## Dataset rows for apps and sites
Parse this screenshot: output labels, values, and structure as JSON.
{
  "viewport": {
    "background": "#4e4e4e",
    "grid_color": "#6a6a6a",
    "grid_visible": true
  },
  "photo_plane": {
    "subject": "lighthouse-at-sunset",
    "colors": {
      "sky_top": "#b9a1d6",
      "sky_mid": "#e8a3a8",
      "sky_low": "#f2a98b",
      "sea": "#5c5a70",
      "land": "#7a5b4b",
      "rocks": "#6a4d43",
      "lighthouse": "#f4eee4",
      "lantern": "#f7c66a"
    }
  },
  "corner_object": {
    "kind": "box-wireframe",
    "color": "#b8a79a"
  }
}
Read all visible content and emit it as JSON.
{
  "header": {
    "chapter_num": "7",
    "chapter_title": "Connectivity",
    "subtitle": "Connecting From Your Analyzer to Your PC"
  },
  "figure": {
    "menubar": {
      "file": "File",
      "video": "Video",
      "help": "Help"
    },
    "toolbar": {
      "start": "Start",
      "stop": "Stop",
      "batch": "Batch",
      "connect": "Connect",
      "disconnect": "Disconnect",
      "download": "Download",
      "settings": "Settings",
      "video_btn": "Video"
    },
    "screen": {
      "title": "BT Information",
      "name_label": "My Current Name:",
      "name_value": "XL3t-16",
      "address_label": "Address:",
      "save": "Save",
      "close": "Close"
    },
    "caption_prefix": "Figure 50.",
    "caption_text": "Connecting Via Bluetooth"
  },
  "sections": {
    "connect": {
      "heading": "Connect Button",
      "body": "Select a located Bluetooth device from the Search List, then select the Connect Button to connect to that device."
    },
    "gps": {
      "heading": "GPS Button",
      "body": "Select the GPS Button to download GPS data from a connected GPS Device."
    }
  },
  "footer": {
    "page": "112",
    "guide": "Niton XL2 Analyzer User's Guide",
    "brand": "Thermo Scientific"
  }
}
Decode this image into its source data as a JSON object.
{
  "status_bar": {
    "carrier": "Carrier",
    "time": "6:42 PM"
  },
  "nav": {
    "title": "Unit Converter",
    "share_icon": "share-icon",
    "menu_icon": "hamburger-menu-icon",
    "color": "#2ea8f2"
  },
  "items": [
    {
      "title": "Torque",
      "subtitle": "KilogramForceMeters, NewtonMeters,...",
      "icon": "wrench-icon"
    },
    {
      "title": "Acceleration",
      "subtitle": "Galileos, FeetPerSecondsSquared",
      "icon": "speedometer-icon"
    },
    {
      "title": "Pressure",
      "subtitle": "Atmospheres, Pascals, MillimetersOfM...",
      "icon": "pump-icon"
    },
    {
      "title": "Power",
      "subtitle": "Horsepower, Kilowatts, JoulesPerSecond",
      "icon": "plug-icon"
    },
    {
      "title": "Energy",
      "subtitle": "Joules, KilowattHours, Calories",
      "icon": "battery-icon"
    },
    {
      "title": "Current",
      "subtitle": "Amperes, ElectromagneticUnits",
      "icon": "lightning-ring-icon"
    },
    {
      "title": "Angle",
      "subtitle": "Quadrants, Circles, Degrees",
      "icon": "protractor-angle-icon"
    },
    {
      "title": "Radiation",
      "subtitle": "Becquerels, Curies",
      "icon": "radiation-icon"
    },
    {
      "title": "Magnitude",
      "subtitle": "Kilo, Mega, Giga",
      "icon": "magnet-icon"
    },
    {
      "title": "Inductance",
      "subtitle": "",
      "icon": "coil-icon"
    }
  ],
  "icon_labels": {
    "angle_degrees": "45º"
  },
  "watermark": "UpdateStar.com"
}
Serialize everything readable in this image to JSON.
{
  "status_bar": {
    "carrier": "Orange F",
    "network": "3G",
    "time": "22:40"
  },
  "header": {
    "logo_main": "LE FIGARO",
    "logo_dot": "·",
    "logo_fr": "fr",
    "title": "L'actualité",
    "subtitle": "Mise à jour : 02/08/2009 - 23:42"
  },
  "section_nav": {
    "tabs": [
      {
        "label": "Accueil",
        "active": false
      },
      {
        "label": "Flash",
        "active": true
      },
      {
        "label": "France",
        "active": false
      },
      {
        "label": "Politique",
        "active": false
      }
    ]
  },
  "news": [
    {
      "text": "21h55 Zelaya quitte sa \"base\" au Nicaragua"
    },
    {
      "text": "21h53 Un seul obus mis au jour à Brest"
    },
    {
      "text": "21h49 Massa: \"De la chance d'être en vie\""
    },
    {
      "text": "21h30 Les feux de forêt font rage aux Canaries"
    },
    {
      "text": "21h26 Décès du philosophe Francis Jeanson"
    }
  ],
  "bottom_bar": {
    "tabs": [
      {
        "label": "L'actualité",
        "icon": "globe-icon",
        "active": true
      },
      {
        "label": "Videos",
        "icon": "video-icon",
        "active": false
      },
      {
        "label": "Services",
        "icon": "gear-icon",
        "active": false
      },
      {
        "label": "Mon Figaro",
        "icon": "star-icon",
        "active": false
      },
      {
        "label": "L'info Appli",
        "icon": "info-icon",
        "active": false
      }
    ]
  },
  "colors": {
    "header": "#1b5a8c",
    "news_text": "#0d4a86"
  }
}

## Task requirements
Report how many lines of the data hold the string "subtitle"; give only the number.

## Answer
12